I could remember that even winning that league was all him. We got to a point where us players could be frustrated when we were not winning. Sometime the mood can really go down.
CHS: If the team’s worst moment of 2013 was you getting hurt at Charlotte, its best moment might have been in the playoffs at Orlando. You were down 3-1 and then Jose Cuevas put a move on that guy and you headed it in his assist to make it 2-3 and suddenly all the momentum shifted and the Lions were just desperately fending off this aggressive Battery attack. Did you get the feeling that an equalizer was inevitable?
Yeah. Going through that game, we never had a second thought that we were going to go down there and lose. I guess our mistakes in the first 15 minutes cost us.
CHS: People who weren’t there probably don’t remember how much better the Battery looked in the final 40 minutes. Just a remarkable turnaround.
Right. And right after those early Orlando goals happened and we got on our feet again, we all believed that it was going to come. Even when we were down two, we knew it was going to come. And even the reaction from the coach. He knows what kind of players he has.
And in that game, and in that last 40 minutes, I thought we were going really hard to tie. But unfortunately luck wasn’t on our side.

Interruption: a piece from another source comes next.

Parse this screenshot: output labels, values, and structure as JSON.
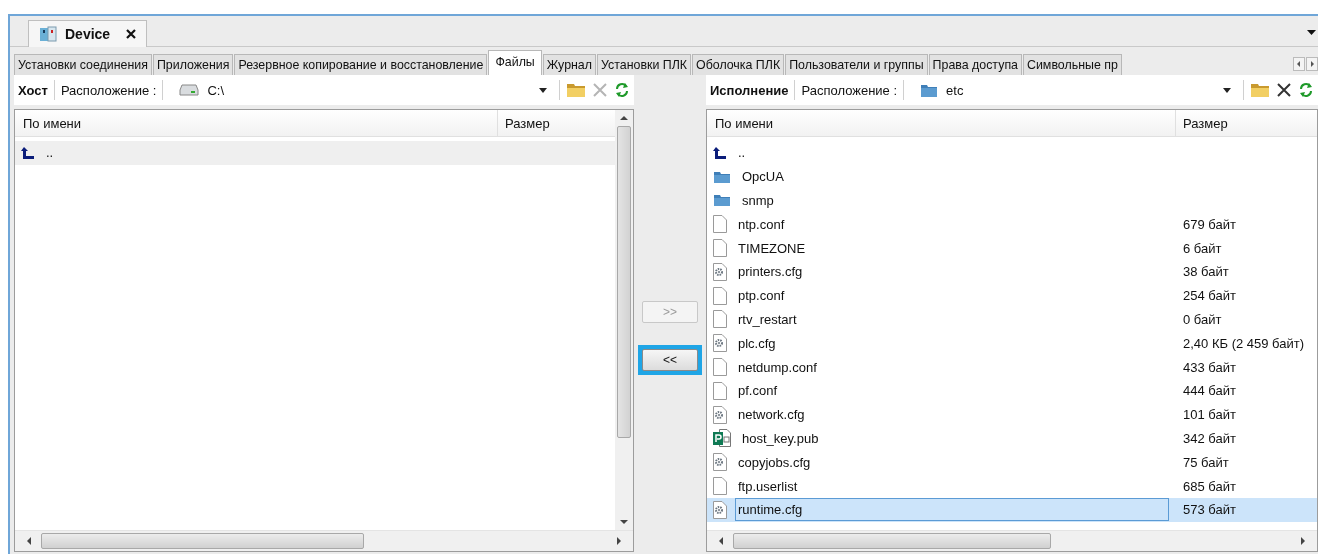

Yeah, I went back to Seattle, because I live in Seattle. Got my own place there. After every season, I look up to try to get something. Either in MLS or out of MLS. I talked to my agent, and he told me that Chicago wanted to bring me in. And it didn’t work.
CHS: You live in Seattle in the off-season, but you’re in Charleston about half the year. Have you joined a mosque here?
I wouldn’t say that I’m a member of a mosque, but I’m a Muslim, you know what I mean? I go to the mosque on Fridays for Friday prayers, when there is time, when we get finished early. Afternoon prayers. But most of the time, just because I can’t drive from North Charleston to Charleston to do the five daily prayers at the mosque, I do it at home. If it’s close to you, it’s better to go to the mosque than to do individual praying.
I wake up every early morning at 5 a.m., do my morning prayers, go back to sleep, and then get up, have my breakfast and get ready for practice. Then, after practice, I do my second, third, fourth and fifth daily prayers. Mostly I try to make the Friday prayers at the mosque, no matter what.
Last year I was the only Muslim on the team. This year we have (Mamadou) Diouf, from Senegal, and Aminu Abdallah.
This is how I see it: I feel like I’m lucky to surround myself with people that respect whoever you are. That makes it easier for me, being around those people. And then you’ve got to give back the same respect to whatever they believe in. During my time here, the people I’m with, my teammates, they respect my beliefs, and I respect theirs. We pray before every game. We all pray together.
It doesn’t matter what religion you came from. Prayer is prayer.
CHS: Are you happy to be back?
Yes, I am.
CHS: Why? You’ve played at a higher level. You’ve got the skills to compete at a higher level.
First of all I will say coach. He’s someone that when you work with him, in your career, you always have a chance to come back. You definitely want to come play for him. He is always putting something in your game. He cares for his players on and off the field. The management, Andrew Bell and all the staff down there. You meet the owner of the team after every game. He’s always smiling. He cares about how you feel.
When you get yourself into that kind of group, you never want to leave. It feels like home. And no one wants to leave home.
CHS: It’s so easy to forget that you’re 22. Are you still optimistic that there’s an opportunity for you to advance back to where you were when you first came to North America?
CHS: What do you have to do to make that happen?
To continue working hard. That’s the only thing that’s going to put you up there. After that, same thing. There has got to be luck on your side. But you have to work hard to be able to get lucky.
And that’s how I see it.
TOP IMAGE: Amadou Sanyang at training on May 20th, 2014. Janet Edens Conover photo.